Yael Eckstein  |  July 13, 2020

Three women laughing and talking over coffee.

When a man makes a vow to the LORD or takes an oath to obligate himself by a pledge, he must not break his word but must do everything he said. — Numbers 30:2

Each week in synagogue, Jews read through the Torah from Genesis to Deuteronomy. The Torah portion for this week is a double reading, Matot-Massei, from Numbers 30:2–36:13. Matot means branches, and Massei means journey.

When I first arrived in Israel and began speaking Hebrew, I was struck over and over again by the sheer beauty of what we call the Holy Language in Judaism. It is full of wisdom and meaning. In Hebrew, when two words are spelled alike or sound alike, it’s no coincidence. The words can have seemingly unrelated meanings, yet there is a profound connection.

For example, the words davar and dibur are spelled exactly alike in Hebrew. Yet, davar means “thing,” while dibur means “speech.” From this we learn that our words are not fleeting puffs of air filled with momentary sound. Our words are “things” — they are concrete, powerful, and the very foundation of matter and reality. In fact, God Himself created the world with words. (See Genesis 1:3.)

This is why the Bible takes our words so very seriously. In this week’s reading, we come across the laws regarding vows. The first law reads: “When a man makes a vow to the LORD…he must not break his word but must do everything he said.” The basic understanding of this verse is that when someone makes a vow — gives his or her word — it is binding. Our words are not to be taken lightly.

But there is a deeper understanding of this verse that drives home the point of just how powerful our words really are. Jewish tradition teaches us to read the verse this way: “…he (God) must not break his word but must do everything he (the man) said.” When we understand God as the first “he,” we learn that if we speak good things into our lives, God will bring good things into our lives.

Likewise when we speak words of defeat, hopelessness, and despair, we invite corresponding events. Proverbs 18:21 puts it this way: “The tongue has the power of life and death, and those who love it will eat its fruit.” If you love life and you cherish the power of the tongue, then you can harness its power and enjoy the fruits of your speech.

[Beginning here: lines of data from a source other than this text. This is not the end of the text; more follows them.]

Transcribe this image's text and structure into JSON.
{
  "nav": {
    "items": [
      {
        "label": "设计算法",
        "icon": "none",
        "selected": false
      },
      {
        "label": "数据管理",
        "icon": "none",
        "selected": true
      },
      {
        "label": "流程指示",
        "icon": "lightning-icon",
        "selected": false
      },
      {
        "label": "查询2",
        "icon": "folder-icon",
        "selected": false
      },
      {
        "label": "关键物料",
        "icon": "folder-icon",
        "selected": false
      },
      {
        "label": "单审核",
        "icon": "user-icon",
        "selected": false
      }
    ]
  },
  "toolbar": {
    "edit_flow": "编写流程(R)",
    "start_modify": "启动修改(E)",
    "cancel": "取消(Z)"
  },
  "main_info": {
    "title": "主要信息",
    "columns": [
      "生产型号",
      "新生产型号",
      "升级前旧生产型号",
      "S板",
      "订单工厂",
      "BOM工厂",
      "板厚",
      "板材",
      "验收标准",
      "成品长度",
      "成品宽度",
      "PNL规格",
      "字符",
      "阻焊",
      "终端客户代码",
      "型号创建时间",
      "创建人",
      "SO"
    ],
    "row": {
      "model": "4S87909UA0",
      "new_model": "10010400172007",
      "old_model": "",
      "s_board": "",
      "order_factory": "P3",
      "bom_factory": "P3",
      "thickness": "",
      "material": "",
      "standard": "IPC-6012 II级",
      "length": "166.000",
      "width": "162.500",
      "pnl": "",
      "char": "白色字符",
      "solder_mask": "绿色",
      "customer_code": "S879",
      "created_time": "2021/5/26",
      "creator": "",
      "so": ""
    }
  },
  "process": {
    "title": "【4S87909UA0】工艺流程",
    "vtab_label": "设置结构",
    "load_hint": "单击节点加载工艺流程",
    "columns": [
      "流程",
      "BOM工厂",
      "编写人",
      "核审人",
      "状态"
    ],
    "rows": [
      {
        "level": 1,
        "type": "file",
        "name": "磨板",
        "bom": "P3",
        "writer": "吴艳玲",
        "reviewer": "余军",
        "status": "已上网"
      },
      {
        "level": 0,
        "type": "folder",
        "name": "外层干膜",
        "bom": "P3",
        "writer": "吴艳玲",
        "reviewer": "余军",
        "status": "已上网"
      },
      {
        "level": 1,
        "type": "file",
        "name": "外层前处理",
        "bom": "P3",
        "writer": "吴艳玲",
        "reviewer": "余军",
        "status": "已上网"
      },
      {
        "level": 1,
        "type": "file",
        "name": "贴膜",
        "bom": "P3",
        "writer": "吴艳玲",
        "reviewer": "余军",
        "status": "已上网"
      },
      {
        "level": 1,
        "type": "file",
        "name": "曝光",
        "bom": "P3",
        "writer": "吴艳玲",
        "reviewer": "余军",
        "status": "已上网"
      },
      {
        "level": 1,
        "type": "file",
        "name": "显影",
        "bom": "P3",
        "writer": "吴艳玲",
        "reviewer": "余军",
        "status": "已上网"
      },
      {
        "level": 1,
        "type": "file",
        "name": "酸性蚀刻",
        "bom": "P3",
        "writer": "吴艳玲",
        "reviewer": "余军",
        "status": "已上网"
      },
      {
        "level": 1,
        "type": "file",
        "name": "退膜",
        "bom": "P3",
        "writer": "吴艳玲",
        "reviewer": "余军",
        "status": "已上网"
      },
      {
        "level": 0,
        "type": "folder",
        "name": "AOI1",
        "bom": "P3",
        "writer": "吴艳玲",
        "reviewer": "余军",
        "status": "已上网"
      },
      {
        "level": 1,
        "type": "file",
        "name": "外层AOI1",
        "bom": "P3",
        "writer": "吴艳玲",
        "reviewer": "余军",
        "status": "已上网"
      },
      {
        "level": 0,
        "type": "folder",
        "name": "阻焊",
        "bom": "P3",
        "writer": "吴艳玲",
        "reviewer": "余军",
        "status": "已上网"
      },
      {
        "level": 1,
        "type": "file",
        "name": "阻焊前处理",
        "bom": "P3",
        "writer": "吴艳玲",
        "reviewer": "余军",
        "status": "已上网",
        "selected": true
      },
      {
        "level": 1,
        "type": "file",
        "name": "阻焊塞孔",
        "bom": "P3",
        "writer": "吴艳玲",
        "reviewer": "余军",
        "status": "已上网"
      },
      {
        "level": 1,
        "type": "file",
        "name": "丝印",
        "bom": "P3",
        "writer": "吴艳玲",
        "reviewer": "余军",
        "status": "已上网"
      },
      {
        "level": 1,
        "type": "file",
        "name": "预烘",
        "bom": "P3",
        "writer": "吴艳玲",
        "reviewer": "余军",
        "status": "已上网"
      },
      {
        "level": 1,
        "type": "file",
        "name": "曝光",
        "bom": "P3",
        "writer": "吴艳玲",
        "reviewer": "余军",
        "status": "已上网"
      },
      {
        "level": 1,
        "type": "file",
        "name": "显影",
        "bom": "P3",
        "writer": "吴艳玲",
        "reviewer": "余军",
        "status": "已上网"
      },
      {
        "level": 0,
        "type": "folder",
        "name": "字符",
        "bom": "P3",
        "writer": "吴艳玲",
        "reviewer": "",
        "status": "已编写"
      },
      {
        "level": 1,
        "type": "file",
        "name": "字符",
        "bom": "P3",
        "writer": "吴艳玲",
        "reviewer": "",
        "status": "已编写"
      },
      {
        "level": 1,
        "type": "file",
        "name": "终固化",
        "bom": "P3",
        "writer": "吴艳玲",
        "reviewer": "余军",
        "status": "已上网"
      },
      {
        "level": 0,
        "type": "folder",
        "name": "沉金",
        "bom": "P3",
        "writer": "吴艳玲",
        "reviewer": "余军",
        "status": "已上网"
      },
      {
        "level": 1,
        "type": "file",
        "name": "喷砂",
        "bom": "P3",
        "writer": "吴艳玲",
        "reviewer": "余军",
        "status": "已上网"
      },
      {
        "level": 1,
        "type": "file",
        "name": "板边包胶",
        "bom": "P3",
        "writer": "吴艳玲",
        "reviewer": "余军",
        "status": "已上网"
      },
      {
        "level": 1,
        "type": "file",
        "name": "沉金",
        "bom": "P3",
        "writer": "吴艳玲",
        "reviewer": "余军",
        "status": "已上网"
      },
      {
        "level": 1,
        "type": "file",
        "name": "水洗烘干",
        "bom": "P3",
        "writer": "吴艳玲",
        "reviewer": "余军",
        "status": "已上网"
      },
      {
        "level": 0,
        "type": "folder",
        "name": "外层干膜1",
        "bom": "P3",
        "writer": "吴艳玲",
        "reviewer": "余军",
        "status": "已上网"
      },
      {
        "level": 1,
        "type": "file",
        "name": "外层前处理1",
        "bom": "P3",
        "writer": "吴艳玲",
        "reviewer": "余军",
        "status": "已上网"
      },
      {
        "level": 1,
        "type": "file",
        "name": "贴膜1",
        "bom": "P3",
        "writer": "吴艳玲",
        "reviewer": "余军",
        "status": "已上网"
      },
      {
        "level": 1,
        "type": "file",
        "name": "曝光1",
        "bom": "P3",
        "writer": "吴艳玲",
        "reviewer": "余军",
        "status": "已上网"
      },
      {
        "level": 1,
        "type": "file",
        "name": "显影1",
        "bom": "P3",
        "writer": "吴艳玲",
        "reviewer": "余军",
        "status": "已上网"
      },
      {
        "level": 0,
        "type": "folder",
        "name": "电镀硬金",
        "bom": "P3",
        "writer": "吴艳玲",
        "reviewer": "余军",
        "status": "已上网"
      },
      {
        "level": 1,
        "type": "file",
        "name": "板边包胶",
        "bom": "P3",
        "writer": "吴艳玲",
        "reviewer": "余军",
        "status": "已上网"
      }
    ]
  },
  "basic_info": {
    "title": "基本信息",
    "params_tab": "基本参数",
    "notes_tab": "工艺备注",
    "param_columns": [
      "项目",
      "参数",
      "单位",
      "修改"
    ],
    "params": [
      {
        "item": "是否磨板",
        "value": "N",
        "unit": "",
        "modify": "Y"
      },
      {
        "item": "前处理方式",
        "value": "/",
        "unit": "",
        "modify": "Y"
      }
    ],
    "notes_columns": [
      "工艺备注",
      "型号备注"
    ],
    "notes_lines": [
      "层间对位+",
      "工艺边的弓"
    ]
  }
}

I use the following acrostic to help me guard my words. Before we speak, we need to THINK. Is it Truthful? Is it Helpful? Is it Inspiring? Is it Necessary? Is it Kind? If we can’t answer “yes” to any of these questions, then we are better off saying nothing.

Your turn: What reminders do you use to help guard your speech? I would love to hear from you!